Saturday, September 1, 2012

no great option

Neighborhood tourney last night, 28 players on a $50 buy-in. 6 players left at the final table. I've got 7100 chips in the middle of the 400/800 blind level.

My image is terrible - I've been in shove or fold mode for the last hour. Fortunately I've been given enough half decent hands worth shoving - Ace-ten, Ace-Queen a couple times, a King-Queen, and pocket eights. The other players are frustrated with my play, which tells me I'm doing something right.

On this hand, I post my 800 chip big blind and everyone folds around to the small blind, who minraises to 1600. I check my cards and find a little 8-9, both diamonds.

I take a few seconds to decide what to do. All three options are reasonable, really. In fact, as I think about in some detail, all three options are so close in value to each other than none of them really stands out.

I could flat and play my hand in position. The downside to this is that I'm pretty short stacked and certainly don't have enough chips to call bets to the river trying to hit a draw.

I could shove my stack in. This player has minraised before, and it has always been a middling strength hand, not a monster. My issue with this play is that he is as short stacked as I am, and he may just decide it's time to "gamble" with a hand like king-jack, and he'll end up having the best hand. This is even more likely because my own image is bad right now. I have probably been all in at this table 6-7 times and not been called yet.

I could always fold. Then again, folding to a minraise in position seems pretty weak, especially against an opponent I feel I can read pretty well and know where I am in the hand.

I opt for calling the raise and seeing a flop. I don't love it, but I figure I'll still have 5 big blinds and late position coming soon to steal blinds and keep up with enough chips to stay alive in the tourney in case this hand doesn't work out.
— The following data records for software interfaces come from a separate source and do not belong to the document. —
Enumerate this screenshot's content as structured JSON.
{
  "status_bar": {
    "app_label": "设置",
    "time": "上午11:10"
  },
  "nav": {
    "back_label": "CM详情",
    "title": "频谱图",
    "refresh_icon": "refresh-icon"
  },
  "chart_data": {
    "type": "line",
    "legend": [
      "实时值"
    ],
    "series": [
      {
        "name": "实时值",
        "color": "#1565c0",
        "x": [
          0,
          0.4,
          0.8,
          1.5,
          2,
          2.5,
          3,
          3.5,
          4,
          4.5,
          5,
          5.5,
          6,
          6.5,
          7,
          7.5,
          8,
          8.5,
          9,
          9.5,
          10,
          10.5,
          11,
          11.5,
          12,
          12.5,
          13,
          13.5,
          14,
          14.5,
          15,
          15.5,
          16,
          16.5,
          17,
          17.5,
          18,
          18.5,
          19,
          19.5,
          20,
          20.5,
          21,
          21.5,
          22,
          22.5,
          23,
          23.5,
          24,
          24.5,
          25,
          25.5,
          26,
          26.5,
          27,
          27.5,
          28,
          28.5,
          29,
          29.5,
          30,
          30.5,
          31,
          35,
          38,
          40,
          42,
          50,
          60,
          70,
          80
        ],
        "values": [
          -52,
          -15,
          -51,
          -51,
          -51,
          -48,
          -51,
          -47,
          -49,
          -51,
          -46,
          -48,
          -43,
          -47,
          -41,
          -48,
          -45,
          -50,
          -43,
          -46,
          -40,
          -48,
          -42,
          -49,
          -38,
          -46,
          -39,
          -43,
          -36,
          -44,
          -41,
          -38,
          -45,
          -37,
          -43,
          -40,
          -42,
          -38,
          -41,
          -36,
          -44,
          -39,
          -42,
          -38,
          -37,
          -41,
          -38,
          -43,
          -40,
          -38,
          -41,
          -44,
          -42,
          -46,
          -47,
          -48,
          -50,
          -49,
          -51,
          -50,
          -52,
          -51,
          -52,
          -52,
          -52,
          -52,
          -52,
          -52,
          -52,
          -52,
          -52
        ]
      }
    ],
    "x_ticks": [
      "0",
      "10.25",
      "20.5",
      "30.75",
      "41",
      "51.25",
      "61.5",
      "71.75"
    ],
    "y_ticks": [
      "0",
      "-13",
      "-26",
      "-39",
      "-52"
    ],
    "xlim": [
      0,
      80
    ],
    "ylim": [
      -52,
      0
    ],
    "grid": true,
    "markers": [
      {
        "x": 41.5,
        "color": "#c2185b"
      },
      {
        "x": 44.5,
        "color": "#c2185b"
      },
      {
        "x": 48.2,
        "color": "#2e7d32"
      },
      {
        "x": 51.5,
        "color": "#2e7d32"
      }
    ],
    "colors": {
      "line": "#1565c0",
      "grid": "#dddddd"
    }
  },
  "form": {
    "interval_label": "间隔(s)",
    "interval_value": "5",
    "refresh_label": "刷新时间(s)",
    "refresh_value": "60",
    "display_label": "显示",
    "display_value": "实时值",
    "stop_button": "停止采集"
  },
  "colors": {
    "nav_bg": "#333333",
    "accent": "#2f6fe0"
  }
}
We see a flop - and it's not a bad one for me. Jack high, and then a 2 and a 3. There are 2 diamonds. I have hit my flush draw. However, my opponent makes a solid 2400 chip bet into a 3200 chip pot. He has committed himself.

This tells me he has a jack. And it tells me he's not folding. Most players would just shove their stack in here. "Flush draw, short stacked, gotta gamble, all-in!". But if my opponent isn't folding, then what good is shoving a 9 out draw? I hit about a third of the time and miss two thirds. Getting all in as a guaranteed 2:1 underdog doesn't sound like good poker.

I don't think calling the bet is an option at all - nowhere near enough chips to try and hit my flush.

With shoving and calling as poor options, I choose the only option left. I fold.

I've been thinking about this hand for awhile now. If I have to fold after flopping a strong draw, then was it a mistake to call in the first place? I think the correct way to see the hand is that I flopped a flush draw, but my opponent also caught something he wasn't folding, and he committed himself. I think if he whiffs the flop, he either checks or makes an easy to read weak stab bet, and I can shove against either one and win the pot.

So the call was ok (maybe the best of three not-great options), I just hit a bad flop to make a move on. I probably win enough times between hitting hands and bluffing him off misses to easily justify the preflop call.

I was able to double up a few hands later, and then stay alive to the last three, where we arranged a chop so we all got second place money, then we left $100 aside and played winner take that. Our host likes this because he can name a single winner. I was the first out after chop (KJ called by A9), so I placed third but took home second place money - $300 for a $50 buy in.

1 comment:

Memphis MOJO said...

Well-thought out hand. Congrats on the chop.